# What to do
Count how many lines in the data hold the word "phone", and give that number alone.

======

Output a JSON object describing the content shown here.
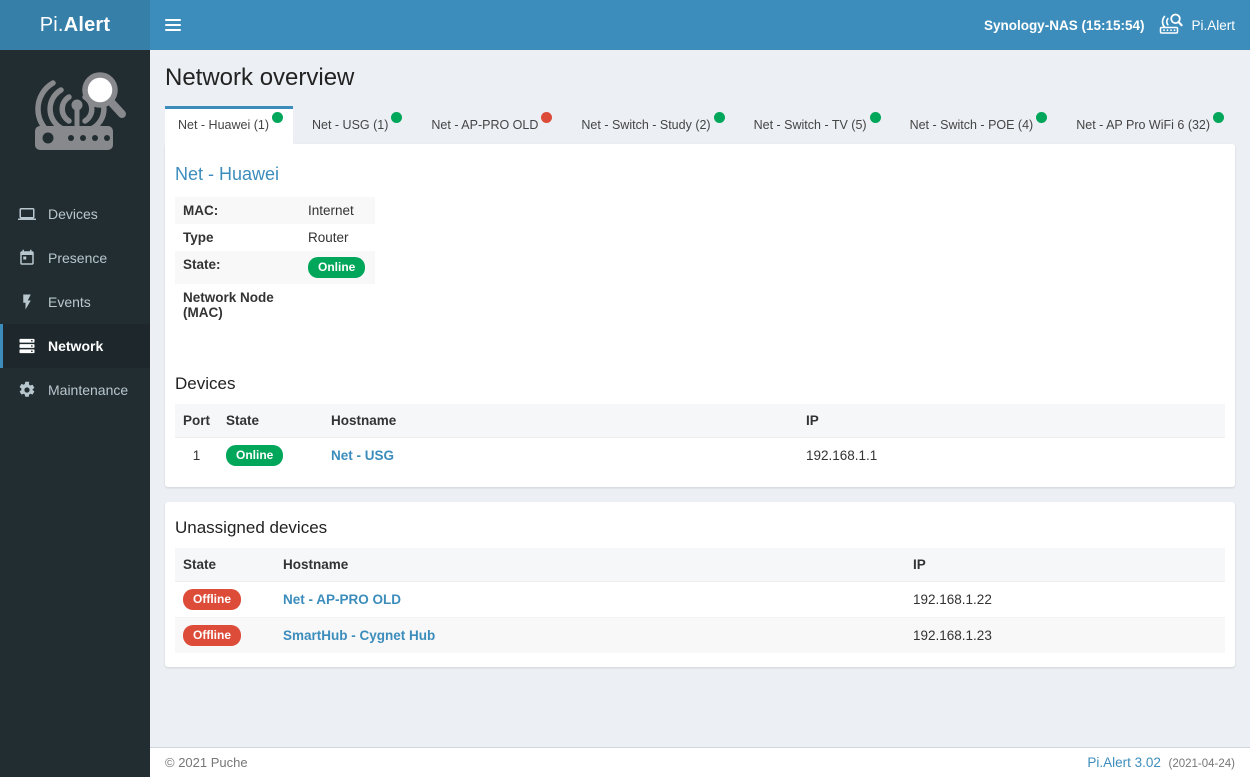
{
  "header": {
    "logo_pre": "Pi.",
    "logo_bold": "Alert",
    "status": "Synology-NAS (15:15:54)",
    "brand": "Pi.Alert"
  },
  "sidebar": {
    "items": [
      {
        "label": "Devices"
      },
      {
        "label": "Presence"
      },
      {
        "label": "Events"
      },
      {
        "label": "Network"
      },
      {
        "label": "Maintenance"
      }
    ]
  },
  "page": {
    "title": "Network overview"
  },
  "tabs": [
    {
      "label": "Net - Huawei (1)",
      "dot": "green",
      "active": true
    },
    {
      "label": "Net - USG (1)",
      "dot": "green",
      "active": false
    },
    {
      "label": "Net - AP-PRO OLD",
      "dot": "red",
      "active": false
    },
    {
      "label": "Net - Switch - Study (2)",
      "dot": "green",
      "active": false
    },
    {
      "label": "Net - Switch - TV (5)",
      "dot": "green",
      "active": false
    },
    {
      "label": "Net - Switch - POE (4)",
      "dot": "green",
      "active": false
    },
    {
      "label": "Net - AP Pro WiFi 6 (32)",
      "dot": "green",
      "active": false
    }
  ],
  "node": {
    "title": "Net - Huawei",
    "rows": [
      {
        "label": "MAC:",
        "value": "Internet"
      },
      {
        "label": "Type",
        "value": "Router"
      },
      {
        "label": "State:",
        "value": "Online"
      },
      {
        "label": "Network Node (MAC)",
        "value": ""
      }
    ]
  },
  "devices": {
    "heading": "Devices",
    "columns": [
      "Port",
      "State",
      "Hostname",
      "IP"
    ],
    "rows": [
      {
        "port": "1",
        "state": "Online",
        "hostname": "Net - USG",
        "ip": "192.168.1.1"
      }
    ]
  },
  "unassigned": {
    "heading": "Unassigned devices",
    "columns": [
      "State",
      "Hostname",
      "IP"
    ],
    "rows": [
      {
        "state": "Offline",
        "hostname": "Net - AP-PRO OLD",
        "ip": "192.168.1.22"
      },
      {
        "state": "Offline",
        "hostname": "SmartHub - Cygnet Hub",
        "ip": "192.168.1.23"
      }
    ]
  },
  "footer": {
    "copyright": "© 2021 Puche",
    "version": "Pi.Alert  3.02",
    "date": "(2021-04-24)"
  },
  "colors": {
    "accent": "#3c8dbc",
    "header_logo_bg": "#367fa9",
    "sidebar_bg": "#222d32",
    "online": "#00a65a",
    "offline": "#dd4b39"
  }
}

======

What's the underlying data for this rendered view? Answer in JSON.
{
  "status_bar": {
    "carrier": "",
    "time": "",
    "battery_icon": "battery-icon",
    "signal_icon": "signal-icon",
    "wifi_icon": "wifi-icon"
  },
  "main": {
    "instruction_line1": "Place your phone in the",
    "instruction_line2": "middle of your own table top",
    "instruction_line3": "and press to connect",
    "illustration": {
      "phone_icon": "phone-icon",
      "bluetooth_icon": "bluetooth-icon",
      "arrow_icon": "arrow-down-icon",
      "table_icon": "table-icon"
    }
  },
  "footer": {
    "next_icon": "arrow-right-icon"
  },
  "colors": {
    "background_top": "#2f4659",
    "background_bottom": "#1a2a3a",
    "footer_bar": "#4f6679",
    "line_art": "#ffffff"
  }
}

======

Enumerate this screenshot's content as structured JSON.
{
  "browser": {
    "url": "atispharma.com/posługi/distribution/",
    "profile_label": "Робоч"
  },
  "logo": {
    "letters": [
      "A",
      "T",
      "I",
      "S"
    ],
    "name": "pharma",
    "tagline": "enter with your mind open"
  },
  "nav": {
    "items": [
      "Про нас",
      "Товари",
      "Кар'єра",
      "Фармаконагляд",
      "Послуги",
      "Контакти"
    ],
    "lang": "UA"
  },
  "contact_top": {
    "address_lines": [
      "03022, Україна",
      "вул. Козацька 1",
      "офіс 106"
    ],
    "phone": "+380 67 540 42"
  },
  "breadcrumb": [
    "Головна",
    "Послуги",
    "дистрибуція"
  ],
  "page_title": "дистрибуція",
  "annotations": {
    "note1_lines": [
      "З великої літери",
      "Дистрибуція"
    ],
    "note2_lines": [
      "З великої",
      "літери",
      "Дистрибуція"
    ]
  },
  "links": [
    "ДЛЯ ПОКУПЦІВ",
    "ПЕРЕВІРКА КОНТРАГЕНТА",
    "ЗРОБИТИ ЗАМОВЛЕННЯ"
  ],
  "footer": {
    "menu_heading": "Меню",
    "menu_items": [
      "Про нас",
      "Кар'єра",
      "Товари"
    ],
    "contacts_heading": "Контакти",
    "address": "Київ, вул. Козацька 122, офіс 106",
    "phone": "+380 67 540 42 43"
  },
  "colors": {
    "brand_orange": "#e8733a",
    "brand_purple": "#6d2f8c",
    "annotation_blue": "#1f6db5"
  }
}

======

# Answer section
4